Before I could assemble coherent thoughts in my journal, and while figuring out how to continue my job from my dining table, I thought of my friends and letter-writing. To my friends on a social media outlet, a simple offer of writing them real paper postal letters generated dozens of responses. I’ve answered each request with a personal letter. Receiving a letter at one’s door, manually and personally written, is a kind of permissible visit in these alienating times. Before all the “nonessential” stores closed, I bought a stack of post cards and stickers to add to the letters. While trying to find an efficient work routine, each day begins with my 5 minute walk to the neighborhood post office to drop off the letters written the night before. The postmaster has become a good friend, and our morning chats, from at least 6 feet away, have provided comic relief for the both of us. He doesn’t see many people, either. The letters have gone to a variety of states and countries, and in 2 weeks I’ve written more than 40 personal letters. With journal writing, I’m encouraging my friends to reach out with writing as well. “Letters mingle souls,” John Donne famously said, “for thus friends absent speak.”

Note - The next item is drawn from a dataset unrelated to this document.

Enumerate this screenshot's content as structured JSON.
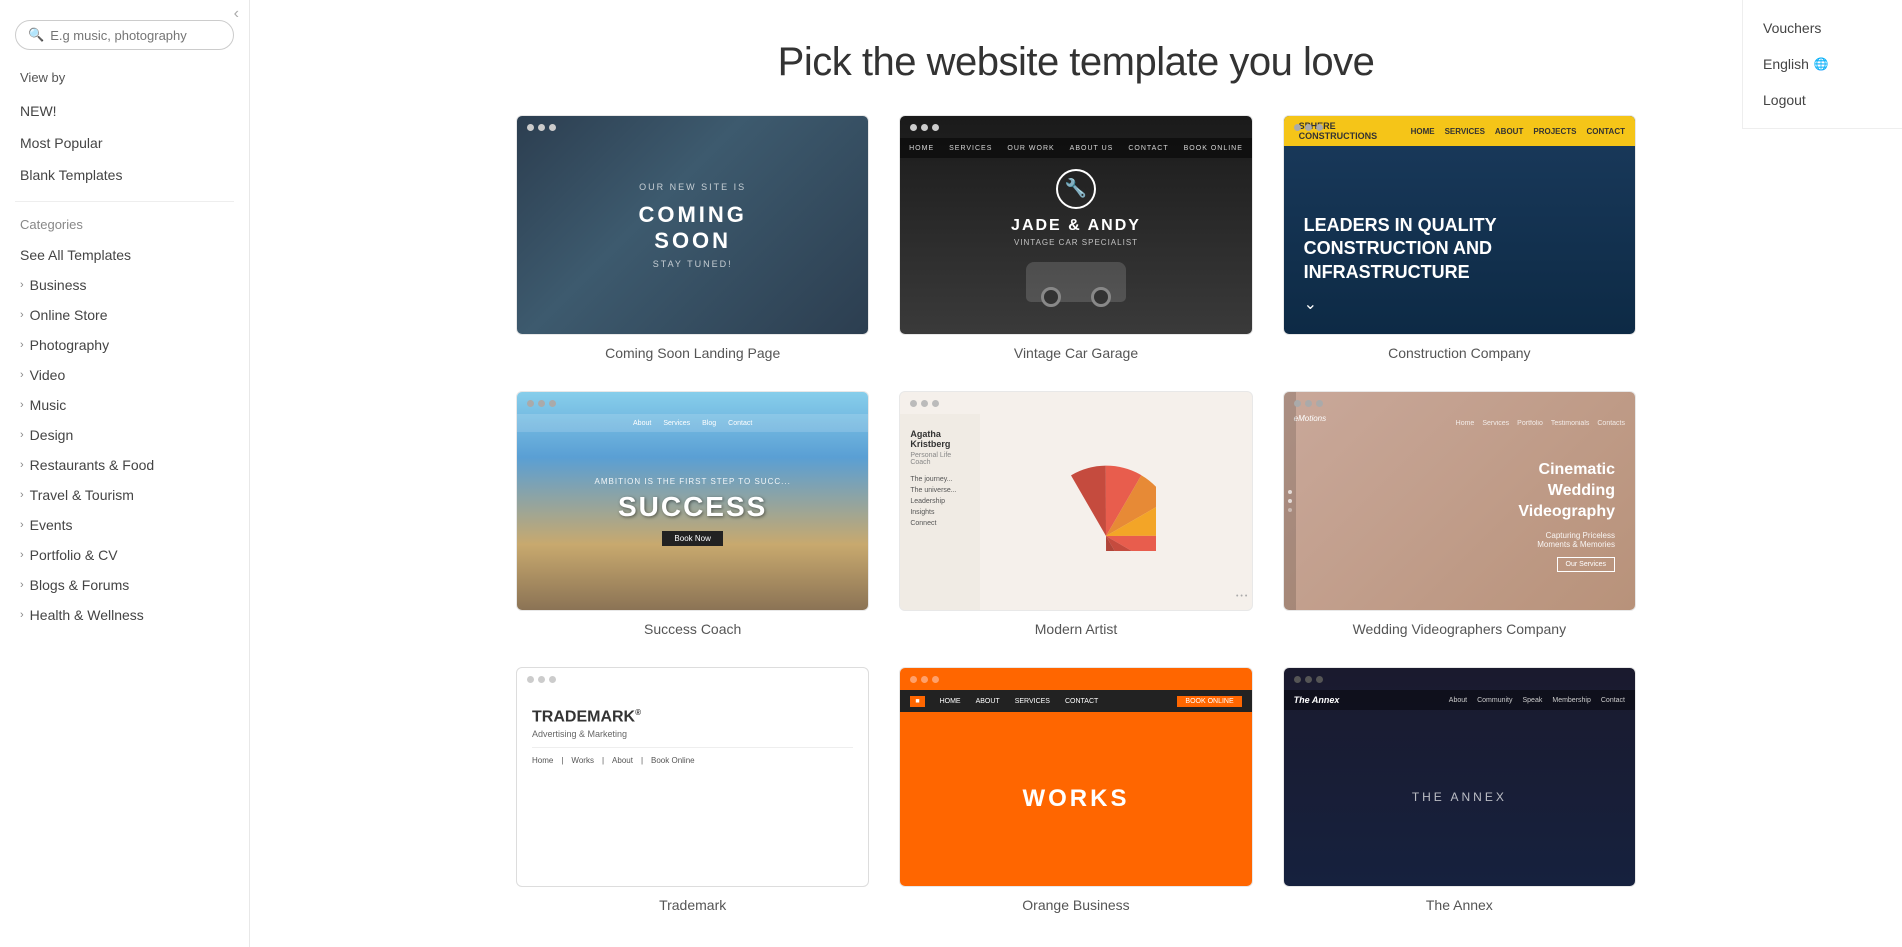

Postcard cheers from Maine,
complete with lighthouses, pines, and a big potato.
...and the ubiquitous Maine lobster:
Along with acclimating to this desolate new reality, with its lexicon of expressions unknown a month ago, intense emotions are also absorbed. Those of us healthy enough to function through this must live against stresses such as anxiety, fear, uncertainty about the future, and what amounts to heavy sadness. It is of paramount importance to keep in mind the nurturing ties that bind us with our loved ones. And then there are the casualties of this terrible plague, their families and friends. To stay the course, we are finding the distractions that keep us going- perhaps a 60-foot distance away from network news. My friends tell me about the movies and serials they are watching. Musicians are offering online shows. One of my longtime healthy diversions continues to be the study of philosophy. I learn and am transported. This is a test of faith that calls upon all spiritual reserves. As horizons narrow, I push back by expanding mind and soul. Several friends have asked me to keep writing essays. That is something I’ve always loved doing, though in these times it takes an extra push to carry on.